For HBCUs, Boosting Graduation Rates May Affect The Bottom Line
For the more than 100 historically black colleges and universities nationwide, boosting graduation rates can be an uphill climb.
The schools commonly referred to as ‘HBCUs’ enroll many low-income, minority students who may not be academically prepared for college.
Ohio’s public higher education institutions used to earn their chunks of state funding based on enrollment rates, but today, it’s based on the amount number of students completing courses and graduating.
That shift has made all of the state’s schools take a hard look at the types of students they attract and retain. But it’s slightly different at HBCUs like Southern Ohio’s Central State University.

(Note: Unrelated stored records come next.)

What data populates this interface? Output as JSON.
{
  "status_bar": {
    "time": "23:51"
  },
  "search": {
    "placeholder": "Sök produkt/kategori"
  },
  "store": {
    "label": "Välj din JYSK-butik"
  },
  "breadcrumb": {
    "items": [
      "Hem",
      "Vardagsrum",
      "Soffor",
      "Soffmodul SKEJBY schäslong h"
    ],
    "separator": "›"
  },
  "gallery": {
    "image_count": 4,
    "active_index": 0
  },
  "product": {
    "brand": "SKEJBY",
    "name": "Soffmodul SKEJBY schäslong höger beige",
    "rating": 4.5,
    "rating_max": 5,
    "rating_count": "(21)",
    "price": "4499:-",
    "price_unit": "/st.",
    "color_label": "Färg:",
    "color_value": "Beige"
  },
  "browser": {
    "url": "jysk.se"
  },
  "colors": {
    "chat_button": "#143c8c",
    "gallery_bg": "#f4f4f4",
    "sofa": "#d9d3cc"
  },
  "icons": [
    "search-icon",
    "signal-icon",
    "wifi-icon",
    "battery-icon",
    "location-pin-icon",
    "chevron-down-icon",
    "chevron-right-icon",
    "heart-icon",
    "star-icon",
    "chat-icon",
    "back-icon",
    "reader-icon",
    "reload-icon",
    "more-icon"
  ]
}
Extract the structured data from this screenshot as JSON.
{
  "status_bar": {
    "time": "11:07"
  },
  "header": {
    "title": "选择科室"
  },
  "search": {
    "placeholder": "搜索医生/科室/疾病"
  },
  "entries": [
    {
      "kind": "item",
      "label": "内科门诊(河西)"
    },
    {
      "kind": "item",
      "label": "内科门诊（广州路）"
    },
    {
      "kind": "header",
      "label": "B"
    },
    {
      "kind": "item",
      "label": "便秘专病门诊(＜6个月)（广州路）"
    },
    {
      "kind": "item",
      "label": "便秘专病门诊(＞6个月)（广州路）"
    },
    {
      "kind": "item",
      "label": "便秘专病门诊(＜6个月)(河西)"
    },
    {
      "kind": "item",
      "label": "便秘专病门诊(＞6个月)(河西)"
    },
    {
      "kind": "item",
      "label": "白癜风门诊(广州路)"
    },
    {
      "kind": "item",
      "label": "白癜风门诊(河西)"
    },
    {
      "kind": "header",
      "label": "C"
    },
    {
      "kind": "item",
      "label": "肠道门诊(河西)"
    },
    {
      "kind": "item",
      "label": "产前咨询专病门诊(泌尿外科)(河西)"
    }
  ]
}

With more than 2,000 students, the university’s four-year graduation rate clocks in at roughly 10 percent, while 25 percent of students graduate in six years.